Described as the “world’s most sensational school concert”, the Voice in a Million charity concert drew a remarkable 10,000 schoolchildren to London’s SSE Wembley Arena in mid-March 2018, for 2 nights of performances by the UK’s most gifted children’s choirs.
With technical production on a tight timescale, an Electro-Voice X2 line array system, part of the X-Line Advance family, delivered punchy, even coverage across the arena, while Electro-Voice ND86 dynamic supercardioid vocal microphones ensured each child’s voice was captured in perfect detail.
Founded in 2006 by Robert and Jo Garofalo, Voice in a Million is a charitable organisation dedicated to helping children who have been orphaned, abandoned or separated from their families at birth. Handling technical production for this year’s event was Birmingham-based DMX Productions, whose Managing Director, SJ Grevett, looked to FOH Engineer Neal Allen for the ideal audio solution.
They found it in the shape of an impressive 42-element Electro-Voice X2 line array system comprising left-right hangs of 15 X2-212/90 and X2-212/120 line array elements per side plus side-fills of six X2-212/90 per side. A further eight Electro-Voice XLE181 elements were deployed as in-fills; 18 Electro-Voice X12-128 dual 18-inch subwoofers provided ample low-end extension.
“The X2 gave us a better overall sound and more power than the previous system,” said Allen. “Though my faders were at 3 dB less output, the entire show benefitted from greater clarity – especially in the mid-high frequencies,” The concert’s charitable status also meant that time was limited: “We had limited local crew, but even with that challenge, we were in and out of the venue in two hours and 10 minutes.”
Finally, the use of Electro-Voice ND86 dynamic supercardioid microphones meant the front of the signal chain was every bit as impressive as the end. “We needed a microphone with the characteristics of a condenser but the controllability of a dynamic – that’s why I wanted the EV ND86 mics,” Allen explained.

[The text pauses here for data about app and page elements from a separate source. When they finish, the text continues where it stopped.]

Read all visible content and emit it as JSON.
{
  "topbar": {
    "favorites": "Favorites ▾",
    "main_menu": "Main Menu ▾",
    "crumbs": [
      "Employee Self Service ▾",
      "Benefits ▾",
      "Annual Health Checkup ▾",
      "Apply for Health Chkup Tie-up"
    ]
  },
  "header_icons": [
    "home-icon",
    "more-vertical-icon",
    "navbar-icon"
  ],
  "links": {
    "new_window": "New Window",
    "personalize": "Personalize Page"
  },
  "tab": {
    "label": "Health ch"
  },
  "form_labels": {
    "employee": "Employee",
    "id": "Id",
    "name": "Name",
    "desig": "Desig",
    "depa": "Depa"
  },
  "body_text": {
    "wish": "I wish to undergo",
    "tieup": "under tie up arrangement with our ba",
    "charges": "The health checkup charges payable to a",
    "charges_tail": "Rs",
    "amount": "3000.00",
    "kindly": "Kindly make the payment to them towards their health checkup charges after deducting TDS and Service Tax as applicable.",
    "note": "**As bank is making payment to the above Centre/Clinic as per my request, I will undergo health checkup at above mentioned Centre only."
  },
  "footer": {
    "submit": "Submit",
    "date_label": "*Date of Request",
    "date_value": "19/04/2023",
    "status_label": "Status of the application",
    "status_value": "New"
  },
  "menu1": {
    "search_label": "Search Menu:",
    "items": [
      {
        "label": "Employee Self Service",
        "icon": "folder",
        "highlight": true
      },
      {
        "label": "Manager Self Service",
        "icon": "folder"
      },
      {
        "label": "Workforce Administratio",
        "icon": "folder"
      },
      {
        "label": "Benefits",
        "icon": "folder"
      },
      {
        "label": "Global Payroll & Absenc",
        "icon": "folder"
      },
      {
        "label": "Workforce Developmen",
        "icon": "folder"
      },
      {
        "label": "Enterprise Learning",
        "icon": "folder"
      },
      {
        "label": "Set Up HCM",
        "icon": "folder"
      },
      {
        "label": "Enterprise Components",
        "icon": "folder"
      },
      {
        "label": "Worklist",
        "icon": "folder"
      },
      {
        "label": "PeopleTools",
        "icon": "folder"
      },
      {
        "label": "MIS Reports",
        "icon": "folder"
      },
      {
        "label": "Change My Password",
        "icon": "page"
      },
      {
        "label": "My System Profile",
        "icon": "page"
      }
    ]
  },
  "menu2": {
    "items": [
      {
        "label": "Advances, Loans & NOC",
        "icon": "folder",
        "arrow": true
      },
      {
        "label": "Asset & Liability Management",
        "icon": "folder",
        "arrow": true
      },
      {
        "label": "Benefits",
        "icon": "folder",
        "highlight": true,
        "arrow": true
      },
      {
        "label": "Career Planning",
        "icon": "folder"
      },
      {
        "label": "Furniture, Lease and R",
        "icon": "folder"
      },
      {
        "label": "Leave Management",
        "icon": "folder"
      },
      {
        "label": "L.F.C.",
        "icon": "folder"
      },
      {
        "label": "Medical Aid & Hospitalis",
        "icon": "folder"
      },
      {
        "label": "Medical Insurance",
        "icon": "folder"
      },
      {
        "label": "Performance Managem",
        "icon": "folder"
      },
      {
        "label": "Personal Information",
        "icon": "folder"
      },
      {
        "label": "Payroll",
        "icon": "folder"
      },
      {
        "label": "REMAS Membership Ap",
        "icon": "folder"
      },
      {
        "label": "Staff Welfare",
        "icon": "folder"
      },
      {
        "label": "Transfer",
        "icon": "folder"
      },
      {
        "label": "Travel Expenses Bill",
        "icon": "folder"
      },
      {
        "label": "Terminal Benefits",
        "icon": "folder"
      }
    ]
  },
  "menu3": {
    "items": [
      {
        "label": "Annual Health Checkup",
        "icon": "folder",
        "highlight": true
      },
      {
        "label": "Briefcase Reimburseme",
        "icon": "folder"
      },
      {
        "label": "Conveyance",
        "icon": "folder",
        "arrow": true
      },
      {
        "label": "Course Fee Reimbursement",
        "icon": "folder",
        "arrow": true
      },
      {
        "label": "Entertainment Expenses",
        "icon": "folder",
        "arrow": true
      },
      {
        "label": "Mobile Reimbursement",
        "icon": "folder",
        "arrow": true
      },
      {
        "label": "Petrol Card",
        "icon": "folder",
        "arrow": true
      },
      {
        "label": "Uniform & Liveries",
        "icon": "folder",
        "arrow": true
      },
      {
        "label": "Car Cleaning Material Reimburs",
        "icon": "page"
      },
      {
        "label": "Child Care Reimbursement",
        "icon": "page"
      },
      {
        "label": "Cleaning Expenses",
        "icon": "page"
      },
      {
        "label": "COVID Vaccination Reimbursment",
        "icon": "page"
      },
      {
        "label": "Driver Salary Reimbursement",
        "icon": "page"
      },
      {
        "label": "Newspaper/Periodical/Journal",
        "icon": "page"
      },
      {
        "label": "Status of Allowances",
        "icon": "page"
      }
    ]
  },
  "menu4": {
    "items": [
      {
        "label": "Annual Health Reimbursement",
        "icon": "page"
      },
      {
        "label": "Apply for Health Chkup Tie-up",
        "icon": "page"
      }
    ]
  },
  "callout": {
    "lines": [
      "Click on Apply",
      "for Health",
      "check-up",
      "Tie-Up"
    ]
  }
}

SJ Grevett, of DMX Productions, was equally pleased: “The system gave us greater clarity – a feature that was of paramount importance as for most of the children performing this was their first time singing live on the Wembley stage.”